Basilio Izquierdo, who was the head winemaker for CVNE and Contino for more than 30 years, believes in Massal Selection (the identity of individual vines are not maintained) for high quality wines, because they are already adapted to the area and offer complexity from the diversity sourced.
It is not such a black and white issue of whether the emphasis on clones will make the future world of wine better or worse. Unlike Star Wars, it is not so easy to tell the bad guys – they are the ones with the red lightsabers 🙂
The following wines were tasted on July 22nd during the virtual tasting.
Vintage notes for the Finger Lakes
2013: lighter bodied wines with less ripeness due to earlier harvest dates
2014: riper and fuller body than usual due to extremely cold winter that helped the grapes stay on the vines longer with a lower yield producing more concentrated wines
-2013 Dry Riesling from Hector Wine Company, Seneca Lake, Finger Lakes, NY:
citrus fruit with light yet sharp edged body, very refreshing wine with hint of limestone – for the acid junkie
-2013 Dry Riesling from Billsboro Winery, Seneca Lake, Finger Lakes, NY:
mainly flinty minerality and slight peach with decent length that finishes with honeysuckle
-2014 #239 Dry Riesling from Boundary Breaks, Seneca Lake, Finger Lakes, NY:
burst of ripe white peach flavors with mineral and floral notes – an exciting wine that shows great potential for the 2014 wines
-2014 Dry Riesling from Chateau Lafayette Reneau, Seneca Lake, Finger Lakes, NY:
good clarity of mandarin and mango with a little prickle on he palate – very impressive that it was still in great shape after being opened for five days (placed in frig under vacuum seal)
-2013 Fathom 107 from Wagner Vineyards, Seneca Lake, Finger Lakes, NY
(65% Riesling & 35% Gewürztraminer):
lychee Gewürz notes, not too perfume-y which I like, only a hint of rose on the finish, but linear body from the Riesling makes this wine a real mind trip because I always expect broad palate and bigger weight with lychee notes, fun wine

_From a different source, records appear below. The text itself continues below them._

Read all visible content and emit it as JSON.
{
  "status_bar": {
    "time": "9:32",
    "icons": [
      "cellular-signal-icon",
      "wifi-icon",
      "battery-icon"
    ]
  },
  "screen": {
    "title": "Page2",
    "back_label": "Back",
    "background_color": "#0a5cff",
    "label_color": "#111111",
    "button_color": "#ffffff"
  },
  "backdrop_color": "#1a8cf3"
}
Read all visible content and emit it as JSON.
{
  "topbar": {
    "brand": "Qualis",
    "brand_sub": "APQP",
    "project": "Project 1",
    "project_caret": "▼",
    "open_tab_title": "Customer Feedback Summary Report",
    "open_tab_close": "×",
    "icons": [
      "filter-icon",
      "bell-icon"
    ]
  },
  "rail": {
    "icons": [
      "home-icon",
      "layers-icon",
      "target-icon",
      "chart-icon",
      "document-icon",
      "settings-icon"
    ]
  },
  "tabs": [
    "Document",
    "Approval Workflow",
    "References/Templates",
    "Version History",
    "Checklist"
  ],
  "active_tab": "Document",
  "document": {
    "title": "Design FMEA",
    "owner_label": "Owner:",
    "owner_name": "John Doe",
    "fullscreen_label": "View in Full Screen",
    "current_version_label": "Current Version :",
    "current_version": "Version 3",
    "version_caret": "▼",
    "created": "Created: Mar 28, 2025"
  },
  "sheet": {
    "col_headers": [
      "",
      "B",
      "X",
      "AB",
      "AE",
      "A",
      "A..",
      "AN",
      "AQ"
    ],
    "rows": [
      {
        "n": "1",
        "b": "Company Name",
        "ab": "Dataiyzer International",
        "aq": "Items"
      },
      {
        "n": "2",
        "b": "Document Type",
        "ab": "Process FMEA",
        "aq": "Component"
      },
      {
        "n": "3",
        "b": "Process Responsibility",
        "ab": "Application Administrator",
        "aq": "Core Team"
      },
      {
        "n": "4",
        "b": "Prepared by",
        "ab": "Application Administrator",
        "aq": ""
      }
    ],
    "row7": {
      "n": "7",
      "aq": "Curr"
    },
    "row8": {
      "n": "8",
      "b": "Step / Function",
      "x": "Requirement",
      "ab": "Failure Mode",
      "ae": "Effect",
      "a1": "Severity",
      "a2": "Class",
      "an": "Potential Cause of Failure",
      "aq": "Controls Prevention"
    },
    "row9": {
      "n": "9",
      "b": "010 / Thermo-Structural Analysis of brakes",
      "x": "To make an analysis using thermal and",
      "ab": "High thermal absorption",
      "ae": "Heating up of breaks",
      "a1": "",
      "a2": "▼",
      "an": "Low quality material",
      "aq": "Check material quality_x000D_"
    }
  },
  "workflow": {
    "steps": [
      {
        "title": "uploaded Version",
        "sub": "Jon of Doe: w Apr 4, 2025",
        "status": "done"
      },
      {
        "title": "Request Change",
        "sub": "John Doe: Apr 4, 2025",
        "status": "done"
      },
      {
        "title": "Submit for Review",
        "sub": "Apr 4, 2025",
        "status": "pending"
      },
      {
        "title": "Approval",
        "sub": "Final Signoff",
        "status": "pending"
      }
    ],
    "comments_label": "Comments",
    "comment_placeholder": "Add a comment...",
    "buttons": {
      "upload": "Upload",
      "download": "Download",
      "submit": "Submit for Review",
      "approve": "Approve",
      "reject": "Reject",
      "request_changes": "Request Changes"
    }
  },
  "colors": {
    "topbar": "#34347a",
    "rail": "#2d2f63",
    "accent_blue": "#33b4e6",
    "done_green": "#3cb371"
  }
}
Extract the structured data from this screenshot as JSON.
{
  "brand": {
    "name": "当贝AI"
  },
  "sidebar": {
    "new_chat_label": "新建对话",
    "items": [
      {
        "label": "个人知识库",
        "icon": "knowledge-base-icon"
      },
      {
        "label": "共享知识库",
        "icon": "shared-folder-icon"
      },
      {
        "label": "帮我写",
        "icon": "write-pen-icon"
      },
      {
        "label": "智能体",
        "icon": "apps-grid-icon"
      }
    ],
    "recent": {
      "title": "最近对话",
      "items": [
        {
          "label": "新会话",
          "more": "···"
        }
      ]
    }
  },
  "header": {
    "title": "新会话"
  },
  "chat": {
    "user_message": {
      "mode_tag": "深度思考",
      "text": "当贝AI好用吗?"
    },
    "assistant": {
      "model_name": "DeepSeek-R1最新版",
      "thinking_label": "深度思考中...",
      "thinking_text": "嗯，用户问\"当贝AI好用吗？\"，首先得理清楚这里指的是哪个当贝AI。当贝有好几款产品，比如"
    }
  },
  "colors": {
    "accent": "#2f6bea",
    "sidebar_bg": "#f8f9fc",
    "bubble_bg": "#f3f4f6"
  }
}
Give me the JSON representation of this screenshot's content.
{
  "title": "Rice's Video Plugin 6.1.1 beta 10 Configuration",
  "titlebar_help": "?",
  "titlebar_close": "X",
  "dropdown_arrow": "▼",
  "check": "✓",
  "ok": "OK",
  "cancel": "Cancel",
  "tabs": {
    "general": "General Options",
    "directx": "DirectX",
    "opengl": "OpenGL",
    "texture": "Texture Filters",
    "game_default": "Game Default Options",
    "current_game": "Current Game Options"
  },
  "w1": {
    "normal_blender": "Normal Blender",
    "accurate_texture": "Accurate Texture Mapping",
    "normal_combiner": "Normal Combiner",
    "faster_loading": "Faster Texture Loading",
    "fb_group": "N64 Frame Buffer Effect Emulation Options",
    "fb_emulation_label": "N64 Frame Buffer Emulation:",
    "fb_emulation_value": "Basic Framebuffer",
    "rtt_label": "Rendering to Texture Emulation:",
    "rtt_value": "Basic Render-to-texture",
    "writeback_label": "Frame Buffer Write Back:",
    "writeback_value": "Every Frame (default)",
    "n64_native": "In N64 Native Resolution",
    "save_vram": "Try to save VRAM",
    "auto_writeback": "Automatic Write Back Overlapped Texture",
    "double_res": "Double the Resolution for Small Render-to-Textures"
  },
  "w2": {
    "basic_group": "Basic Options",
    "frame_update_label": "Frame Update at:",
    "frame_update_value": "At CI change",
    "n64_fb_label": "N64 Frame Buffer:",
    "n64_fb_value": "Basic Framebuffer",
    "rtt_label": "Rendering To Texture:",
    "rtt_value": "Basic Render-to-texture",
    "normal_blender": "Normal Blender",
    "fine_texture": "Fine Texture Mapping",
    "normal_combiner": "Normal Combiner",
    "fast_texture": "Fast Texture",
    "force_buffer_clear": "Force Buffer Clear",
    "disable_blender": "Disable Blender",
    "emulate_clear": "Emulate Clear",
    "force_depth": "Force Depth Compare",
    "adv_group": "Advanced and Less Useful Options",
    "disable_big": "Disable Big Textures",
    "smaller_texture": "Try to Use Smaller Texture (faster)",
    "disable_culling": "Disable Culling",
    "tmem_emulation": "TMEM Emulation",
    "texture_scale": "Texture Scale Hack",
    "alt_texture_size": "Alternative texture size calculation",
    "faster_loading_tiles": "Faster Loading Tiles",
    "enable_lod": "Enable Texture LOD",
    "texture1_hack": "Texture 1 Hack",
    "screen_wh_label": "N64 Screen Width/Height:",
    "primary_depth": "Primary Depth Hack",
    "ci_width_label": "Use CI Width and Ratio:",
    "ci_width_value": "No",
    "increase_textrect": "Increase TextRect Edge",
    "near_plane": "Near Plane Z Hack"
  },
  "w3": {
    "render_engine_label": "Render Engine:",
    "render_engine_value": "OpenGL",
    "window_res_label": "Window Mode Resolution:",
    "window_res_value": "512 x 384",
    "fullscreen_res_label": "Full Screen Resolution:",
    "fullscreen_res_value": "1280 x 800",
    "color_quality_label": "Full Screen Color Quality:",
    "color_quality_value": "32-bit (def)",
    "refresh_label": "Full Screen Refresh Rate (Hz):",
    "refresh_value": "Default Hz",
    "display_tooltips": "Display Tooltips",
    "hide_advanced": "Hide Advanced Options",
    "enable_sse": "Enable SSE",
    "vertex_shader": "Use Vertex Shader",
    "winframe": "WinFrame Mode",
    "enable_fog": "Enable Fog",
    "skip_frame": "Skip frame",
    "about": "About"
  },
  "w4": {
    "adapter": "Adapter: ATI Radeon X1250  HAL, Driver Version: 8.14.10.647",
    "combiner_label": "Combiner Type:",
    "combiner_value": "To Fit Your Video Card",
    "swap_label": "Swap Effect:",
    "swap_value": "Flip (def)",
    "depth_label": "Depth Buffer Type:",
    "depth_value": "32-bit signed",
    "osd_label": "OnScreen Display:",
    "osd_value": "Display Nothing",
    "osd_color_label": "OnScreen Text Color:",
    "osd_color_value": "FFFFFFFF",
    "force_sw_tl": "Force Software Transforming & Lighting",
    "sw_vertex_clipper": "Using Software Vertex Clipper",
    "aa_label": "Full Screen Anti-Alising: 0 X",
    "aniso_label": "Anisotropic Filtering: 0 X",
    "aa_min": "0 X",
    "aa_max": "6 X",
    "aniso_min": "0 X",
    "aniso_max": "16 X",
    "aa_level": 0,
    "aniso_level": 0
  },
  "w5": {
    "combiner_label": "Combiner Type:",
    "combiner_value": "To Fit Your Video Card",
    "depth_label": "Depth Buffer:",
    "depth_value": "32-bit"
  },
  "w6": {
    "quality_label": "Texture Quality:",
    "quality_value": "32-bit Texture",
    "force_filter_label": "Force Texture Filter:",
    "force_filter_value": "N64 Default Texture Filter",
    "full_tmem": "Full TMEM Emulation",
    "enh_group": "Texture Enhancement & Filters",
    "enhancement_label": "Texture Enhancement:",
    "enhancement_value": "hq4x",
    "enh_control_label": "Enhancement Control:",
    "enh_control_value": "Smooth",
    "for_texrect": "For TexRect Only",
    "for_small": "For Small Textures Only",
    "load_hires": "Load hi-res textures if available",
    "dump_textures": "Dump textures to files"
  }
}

-2013 “Circle” Riesling from Red Newt Wine Cellars:
off-dry balanced by mouth watering acidity, distinctive tangerine flavor